**PROBLEM TO WORK ON**. Below is a block of records; repeat all of them exactly.

DATA FOR PROCESSING section start

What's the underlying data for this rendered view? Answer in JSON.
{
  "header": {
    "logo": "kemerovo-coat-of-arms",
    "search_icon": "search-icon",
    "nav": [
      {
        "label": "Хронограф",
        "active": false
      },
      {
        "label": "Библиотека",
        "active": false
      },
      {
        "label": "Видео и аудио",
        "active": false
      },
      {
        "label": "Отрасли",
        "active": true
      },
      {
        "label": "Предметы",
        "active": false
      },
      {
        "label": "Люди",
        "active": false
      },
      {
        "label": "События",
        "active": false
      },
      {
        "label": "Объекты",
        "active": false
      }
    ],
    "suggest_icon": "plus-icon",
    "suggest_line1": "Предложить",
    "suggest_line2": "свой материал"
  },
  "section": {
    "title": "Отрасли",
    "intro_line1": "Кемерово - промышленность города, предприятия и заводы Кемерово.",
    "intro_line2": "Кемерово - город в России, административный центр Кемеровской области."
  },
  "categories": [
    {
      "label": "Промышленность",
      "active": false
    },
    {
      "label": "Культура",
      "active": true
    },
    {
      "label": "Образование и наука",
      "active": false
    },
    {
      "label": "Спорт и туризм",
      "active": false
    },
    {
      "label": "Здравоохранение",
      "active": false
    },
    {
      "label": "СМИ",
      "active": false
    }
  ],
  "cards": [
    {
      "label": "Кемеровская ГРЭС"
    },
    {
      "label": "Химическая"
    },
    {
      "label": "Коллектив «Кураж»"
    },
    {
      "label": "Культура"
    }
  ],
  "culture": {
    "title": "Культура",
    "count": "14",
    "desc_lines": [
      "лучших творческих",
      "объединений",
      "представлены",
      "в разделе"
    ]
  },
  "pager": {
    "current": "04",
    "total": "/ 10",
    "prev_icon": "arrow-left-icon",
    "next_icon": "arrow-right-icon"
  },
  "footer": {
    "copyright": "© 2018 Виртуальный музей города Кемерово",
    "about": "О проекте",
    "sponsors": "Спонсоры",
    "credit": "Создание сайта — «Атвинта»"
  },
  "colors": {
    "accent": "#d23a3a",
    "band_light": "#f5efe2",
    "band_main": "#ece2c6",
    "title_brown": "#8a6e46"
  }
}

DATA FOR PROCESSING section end

**SOLUTION TO THE EXERCISE**.
What's the underlying data for this rendered view? Answer in JSON.
{
  "header": {
    "logo": "kemerovo-coat-of-arms",
    "search_icon": "search-icon",
    "nav": [
      {
        "label": "Хронограф",
        "active": false
      },
      {
        "label": "Библиотека",
        "active": false
      },
      {
        "label": "Видео и аудио",
        "active": false
      },
      {
        "label": "Отрасли",
        "active": true
      },
      {
        "label": "Предметы",
        "active": false
      },
      {
        "label": "Люди",
        "active": false
      },
      {
        "label": "События",
        "active": false
      },
      {
        "label": "Объекты",
        "active": false
      }
    ],
    "suggest_icon": "plus-icon",
    "suggest_line1": "Предложить",
    "suggest_line2": "свой материал"
  },
  "section": {
    "title": "Отрасли",
    "intro_line1": "Кемерово - промышленность города, предприятия и заводы Кемерово.",
    "intro_line2": "Кемерово - город в России, административный центр Кемеровской области."
  },
  "categories": [
    {
      "label": "Промышленность",
      "active": false
    },
    {
      "label": "Культура",
      "active": true
    },
    {
      "label": "Образование и наука",
      "active": false
    },
    {
      "label": "Спорт и туризм",
      "active": false
    },
    {
      "label": "Здравоохранение",
      "active": false
    },
    {
      "label": "СМИ",
      "active": false
    }
  ],
  "cards": [
    {
      "label": "Кемеровская ГРЭС"
    },
    {
      "label": "Химическая"
    },
    {
      "label": "Коллектив «Кураж»"
    },
    {
      "label": "Культура"
    }
  ],
  "culture": {
    "title": "Культура",
    "count": "14",
    "desc_lines": [
      "лучших творческих",
      "объединений",
      "представлены",
      "в разделе"
    ]
  },
  "pager": {
    "current": "04",
    "total": "/ 10",
    "prev_icon": "arrow-left-icon",
    "next_icon": "arrow-right-icon"
  },
  "footer": {
    "copyright": "© 2018 Виртуальный музей города Кемерово",
    "about": "О проекте",
    "sponsors": "Спонсоры",
    "credit": "Создание сайта — «Атвинта»"
  },
  "colors": {
    "accent": "#d23a3a",
    "band_light": "#f5efe2",
    "band_main": "#ece2c6",
    "title_brown": "#8a6e46"
  }
}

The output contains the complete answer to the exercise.